• [ACTIVITY]: Copy out each line of the data below in which the string "icon" appears.

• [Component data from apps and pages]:
[Start of section]
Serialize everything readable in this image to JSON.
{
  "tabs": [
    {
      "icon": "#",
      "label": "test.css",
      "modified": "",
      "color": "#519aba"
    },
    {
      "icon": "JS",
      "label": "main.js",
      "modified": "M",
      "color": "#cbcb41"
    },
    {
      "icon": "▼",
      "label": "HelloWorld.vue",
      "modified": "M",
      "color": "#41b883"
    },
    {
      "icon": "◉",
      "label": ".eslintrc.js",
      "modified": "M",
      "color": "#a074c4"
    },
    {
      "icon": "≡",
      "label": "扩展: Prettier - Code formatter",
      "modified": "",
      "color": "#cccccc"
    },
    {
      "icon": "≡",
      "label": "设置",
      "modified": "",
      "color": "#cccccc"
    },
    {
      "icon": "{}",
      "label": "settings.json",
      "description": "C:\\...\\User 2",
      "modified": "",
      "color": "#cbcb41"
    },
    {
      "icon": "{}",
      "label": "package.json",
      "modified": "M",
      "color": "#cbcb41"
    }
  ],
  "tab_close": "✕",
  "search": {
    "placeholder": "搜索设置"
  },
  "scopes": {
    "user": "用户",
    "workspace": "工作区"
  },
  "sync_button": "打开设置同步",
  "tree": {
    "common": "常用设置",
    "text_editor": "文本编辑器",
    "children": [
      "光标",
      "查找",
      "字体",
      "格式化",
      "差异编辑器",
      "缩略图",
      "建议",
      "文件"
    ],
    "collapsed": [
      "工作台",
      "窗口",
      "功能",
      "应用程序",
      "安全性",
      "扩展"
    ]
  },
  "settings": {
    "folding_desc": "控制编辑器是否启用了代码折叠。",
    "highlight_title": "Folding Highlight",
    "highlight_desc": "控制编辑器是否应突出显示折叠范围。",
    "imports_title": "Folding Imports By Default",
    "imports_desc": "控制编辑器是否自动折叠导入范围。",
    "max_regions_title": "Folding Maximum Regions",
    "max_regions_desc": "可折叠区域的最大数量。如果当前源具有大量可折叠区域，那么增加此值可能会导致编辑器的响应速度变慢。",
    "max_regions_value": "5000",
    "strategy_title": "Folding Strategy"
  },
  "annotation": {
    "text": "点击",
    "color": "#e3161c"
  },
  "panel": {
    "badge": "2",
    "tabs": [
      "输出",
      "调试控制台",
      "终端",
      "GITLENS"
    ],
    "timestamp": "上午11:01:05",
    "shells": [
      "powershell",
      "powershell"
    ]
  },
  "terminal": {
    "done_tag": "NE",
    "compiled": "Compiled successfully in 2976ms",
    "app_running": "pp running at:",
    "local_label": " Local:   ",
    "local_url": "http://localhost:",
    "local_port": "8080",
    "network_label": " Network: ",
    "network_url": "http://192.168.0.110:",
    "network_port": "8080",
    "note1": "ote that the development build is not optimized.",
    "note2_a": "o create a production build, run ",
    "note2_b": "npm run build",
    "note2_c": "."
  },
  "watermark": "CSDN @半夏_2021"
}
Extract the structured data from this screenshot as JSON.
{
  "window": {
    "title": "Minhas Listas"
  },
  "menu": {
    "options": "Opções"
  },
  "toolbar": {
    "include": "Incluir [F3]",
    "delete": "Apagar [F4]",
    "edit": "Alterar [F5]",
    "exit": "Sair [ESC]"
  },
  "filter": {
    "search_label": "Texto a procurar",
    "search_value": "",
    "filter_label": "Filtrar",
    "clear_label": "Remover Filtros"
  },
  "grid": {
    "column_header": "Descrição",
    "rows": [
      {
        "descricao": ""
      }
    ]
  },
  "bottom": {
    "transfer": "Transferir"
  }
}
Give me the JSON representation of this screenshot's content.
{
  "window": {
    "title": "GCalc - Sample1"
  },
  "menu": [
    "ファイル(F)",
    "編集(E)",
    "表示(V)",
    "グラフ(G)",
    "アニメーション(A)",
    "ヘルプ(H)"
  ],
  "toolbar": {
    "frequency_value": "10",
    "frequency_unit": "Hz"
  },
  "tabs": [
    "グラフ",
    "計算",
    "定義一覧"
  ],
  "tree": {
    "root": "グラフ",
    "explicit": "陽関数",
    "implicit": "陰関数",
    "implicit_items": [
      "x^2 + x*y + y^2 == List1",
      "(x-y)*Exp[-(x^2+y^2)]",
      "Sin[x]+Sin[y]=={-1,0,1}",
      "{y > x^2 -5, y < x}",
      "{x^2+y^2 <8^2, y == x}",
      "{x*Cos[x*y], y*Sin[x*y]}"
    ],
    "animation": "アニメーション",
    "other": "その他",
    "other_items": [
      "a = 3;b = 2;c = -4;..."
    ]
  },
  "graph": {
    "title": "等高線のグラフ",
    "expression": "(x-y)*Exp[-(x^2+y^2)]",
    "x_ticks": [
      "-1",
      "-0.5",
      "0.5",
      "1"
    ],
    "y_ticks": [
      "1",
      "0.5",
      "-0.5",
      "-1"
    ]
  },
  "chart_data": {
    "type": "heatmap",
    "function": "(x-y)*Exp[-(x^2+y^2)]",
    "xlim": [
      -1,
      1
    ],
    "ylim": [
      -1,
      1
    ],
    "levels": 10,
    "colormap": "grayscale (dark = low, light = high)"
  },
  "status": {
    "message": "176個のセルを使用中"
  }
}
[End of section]
• [YOUR SOLUTION]:
      "icon": "#",
      "icon": "JS",
      "icon": "▼",
      "icon": "◉",
      "icon": "≡",
      "icon": "≡",
      "icon": "{}",
      "icon": "{}",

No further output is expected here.